One year later, so much has changed. Johnson remains No. 1 in the world for the 59th consecutive week — only Woods (three times), Greg Norman (twice) and Nick Faldo have held the No. 1 ranking longer.
But he hasn't won since the first tournament of the year, an eight-shot victory at Kapalua. He came close at Pebble Beach until Ted Potter Jr. beat him in the final round. He was not particularly close in his last start, losing all three matches in his group at the Dell Technologies Match Play.
He's not worried about that, either, because Johnson doesn't worry about much.
"Last year I was about as confident as I've ever been, so it was probably a 10," he said when asked to compare his confidence level on a scale of 1 to 10. "This year it's probably a 9 1/2. Starting to swing it a lot better. Feeling a lot better on the golf course, for sure."
Just don't get the idea there is any additional motivation. Johnson doesn't look back.
"Why?" he asked. "There's nothing you can do about it. Hopefully, I can get myself in a position where I have a chance to win. Last year has nothing to do with anything happening right now."
What's happening at this Masters is a wide-open race for the green jacket. Rarely have so many top players been on top of their games coming into the first major of the year, including past champions Phil Mickelson, Bubba Watson and Jordan Spieth.
Not to be overlooked is Woods, who hasn't won this year but has shown he is plenty capable.
"I think that this year it feels like you probably have eight or 10 guys that are in good form, with a really good, solid chance of winning," defending champion Sergio Garcia said. "So it's kind of interesting to see how the week goes on, because every week is a different story. But at the moment, it's quite exciting."
Along with a green jacket, the No. 1 ranking is up for grabs.
Justin Thomas (No. 2), Jon Rahm (No. 3) and Spieth (No. 4) all have a reasonable chance to replace Johnson at No. 1 if they were to win. Thomas and Rahm already have had chances this year. Rahm needed to win at Torrey Pines and was one shot behind going into the weekend until he closed with rounds of 75-77. Thomas only had to win his semifinal match Sunday morning at the Match Play against Bubba Watson. He says he thought too much about No. 1 and it cost him.
Johnson, already home in Florida at that point, didn't even bother watching. He was on his boat. There was nothing he could do about it.
He is proud of the No. 1 ranking, mainly for reaching the top.
"But most importantly, I want to stay here," he said. "To do that, I've got to keep pushing myself and keep working hard."
That starts with getting to the first tee on Thursday. Johnson was on the range Tuesday afternoon trying to sharpen his wedges. There is one more day of practice, a short day because of the Par 3 Tournament.
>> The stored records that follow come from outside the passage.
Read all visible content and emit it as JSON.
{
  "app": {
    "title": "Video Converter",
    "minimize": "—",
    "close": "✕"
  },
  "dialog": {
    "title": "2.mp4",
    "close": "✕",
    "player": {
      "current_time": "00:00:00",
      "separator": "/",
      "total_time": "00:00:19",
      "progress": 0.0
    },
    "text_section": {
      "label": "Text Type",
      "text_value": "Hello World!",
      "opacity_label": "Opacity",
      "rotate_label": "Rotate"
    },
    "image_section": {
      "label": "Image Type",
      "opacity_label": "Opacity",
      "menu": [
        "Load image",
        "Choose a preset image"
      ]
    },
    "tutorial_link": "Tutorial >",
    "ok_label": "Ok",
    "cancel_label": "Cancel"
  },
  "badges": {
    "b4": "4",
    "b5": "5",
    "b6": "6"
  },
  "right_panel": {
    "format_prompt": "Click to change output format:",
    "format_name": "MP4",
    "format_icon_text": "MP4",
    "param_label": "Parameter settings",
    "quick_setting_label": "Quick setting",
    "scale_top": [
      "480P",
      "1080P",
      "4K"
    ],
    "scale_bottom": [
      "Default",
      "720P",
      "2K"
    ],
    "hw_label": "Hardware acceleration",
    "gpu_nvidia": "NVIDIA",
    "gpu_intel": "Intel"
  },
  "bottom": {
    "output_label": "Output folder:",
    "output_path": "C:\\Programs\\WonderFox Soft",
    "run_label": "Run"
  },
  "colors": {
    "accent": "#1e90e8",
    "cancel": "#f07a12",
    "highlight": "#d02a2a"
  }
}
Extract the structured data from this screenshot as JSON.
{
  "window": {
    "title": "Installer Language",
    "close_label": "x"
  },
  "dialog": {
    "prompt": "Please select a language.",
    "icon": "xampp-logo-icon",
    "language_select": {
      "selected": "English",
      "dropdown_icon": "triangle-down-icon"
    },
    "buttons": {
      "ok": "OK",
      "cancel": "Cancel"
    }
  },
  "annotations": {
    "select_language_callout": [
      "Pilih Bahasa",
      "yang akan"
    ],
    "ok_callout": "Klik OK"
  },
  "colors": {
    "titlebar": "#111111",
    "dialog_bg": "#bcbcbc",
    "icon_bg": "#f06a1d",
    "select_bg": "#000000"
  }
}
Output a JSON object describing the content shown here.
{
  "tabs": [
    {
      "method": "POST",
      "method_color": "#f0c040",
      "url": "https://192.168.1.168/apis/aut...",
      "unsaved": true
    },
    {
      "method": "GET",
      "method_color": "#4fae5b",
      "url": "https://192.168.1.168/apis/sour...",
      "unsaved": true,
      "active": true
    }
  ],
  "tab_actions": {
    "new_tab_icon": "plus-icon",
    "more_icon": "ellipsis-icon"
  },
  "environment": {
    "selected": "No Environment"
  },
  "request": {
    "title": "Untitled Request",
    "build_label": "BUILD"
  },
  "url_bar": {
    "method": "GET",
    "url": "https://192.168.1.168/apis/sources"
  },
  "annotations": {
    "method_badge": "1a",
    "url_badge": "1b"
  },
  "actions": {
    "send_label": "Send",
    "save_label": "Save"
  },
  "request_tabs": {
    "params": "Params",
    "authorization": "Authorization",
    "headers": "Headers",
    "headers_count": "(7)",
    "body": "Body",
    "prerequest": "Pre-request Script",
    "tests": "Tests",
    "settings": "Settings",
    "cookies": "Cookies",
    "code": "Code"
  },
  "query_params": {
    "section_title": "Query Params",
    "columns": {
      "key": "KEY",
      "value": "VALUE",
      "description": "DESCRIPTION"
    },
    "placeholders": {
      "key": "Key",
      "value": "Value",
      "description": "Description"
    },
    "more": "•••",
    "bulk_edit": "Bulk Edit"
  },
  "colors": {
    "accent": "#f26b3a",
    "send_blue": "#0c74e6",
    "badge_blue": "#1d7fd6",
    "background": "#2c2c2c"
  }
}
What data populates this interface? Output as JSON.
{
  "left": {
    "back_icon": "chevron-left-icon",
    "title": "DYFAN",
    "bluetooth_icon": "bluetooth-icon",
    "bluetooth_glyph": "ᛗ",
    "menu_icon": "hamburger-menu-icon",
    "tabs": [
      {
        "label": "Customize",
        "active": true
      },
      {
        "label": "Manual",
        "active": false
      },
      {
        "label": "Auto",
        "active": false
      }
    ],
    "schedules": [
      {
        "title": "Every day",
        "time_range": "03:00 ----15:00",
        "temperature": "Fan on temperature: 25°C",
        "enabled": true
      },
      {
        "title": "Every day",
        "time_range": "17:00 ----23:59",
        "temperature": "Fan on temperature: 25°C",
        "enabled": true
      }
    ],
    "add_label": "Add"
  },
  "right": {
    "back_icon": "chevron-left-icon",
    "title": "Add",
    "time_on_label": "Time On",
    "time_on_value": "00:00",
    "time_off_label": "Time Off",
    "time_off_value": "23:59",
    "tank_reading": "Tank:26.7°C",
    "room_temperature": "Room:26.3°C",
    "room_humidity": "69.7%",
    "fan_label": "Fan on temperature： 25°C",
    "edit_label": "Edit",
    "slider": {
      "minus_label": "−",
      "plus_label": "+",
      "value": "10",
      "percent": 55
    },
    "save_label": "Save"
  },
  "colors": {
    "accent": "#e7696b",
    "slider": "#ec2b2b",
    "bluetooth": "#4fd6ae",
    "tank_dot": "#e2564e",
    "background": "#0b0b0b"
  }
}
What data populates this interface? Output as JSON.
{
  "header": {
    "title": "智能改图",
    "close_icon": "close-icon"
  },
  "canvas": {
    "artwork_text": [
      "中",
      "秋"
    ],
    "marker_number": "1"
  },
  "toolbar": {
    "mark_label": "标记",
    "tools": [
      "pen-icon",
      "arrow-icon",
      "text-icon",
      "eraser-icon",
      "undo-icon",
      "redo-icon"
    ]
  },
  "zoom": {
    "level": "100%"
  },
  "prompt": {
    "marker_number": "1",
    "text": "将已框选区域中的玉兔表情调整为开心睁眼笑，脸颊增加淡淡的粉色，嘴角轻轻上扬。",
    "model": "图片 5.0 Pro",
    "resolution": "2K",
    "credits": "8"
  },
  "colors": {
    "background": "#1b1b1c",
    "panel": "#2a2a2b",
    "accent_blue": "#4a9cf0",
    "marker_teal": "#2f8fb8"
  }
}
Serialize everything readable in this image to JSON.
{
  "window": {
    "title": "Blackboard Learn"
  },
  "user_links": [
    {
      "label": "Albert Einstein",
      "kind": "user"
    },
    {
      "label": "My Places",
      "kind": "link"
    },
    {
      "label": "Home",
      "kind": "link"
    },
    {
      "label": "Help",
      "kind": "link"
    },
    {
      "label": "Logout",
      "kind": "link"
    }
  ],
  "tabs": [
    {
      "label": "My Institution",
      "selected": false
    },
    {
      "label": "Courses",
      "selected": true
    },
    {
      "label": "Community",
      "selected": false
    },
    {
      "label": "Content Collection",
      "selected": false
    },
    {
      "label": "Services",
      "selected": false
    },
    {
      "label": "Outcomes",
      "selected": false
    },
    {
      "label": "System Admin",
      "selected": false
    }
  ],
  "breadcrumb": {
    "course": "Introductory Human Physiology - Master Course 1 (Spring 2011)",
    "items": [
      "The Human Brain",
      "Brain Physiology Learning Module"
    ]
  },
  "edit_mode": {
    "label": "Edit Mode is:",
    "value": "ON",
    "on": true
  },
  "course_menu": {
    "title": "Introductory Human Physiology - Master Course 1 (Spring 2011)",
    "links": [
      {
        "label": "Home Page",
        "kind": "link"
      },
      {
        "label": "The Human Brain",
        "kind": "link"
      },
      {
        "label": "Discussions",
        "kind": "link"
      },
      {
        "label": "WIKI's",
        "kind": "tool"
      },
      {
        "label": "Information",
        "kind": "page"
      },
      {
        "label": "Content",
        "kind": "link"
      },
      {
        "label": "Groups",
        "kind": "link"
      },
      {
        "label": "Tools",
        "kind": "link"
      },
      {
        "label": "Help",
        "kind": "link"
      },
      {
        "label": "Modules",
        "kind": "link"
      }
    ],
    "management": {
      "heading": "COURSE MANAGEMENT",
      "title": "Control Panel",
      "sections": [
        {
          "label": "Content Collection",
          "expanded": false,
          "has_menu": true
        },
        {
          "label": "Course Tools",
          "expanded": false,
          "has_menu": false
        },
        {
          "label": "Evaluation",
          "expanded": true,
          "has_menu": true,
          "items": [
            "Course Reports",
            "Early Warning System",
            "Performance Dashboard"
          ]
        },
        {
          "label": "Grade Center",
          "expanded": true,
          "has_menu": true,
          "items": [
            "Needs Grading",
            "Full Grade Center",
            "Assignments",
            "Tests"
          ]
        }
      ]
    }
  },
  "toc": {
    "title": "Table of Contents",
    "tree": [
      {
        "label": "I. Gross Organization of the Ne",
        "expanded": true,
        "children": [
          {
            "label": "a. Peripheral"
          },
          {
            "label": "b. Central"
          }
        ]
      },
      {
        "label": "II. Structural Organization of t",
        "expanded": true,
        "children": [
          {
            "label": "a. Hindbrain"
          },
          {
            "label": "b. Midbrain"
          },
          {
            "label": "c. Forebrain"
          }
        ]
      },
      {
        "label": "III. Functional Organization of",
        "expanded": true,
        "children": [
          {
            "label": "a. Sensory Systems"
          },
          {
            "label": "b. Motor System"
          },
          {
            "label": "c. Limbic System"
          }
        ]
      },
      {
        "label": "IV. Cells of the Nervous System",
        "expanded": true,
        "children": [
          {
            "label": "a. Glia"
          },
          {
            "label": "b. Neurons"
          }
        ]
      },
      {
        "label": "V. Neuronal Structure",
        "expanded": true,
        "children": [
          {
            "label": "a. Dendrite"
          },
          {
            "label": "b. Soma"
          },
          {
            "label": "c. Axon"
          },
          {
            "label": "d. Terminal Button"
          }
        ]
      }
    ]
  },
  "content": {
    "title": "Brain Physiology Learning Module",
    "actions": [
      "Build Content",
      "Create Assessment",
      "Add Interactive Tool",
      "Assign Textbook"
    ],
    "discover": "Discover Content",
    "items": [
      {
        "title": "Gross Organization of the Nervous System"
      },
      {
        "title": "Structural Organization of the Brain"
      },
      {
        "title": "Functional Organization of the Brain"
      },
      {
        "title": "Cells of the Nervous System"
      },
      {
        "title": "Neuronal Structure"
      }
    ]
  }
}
Johnson already had plans for Wednesday.
"I'm going to take it really easy," he said.
This article was written by Doug Ferguson from The Associated Press and was legally licensed through the NewsCred publisher network. Please direct all licensing questions to email@example.com.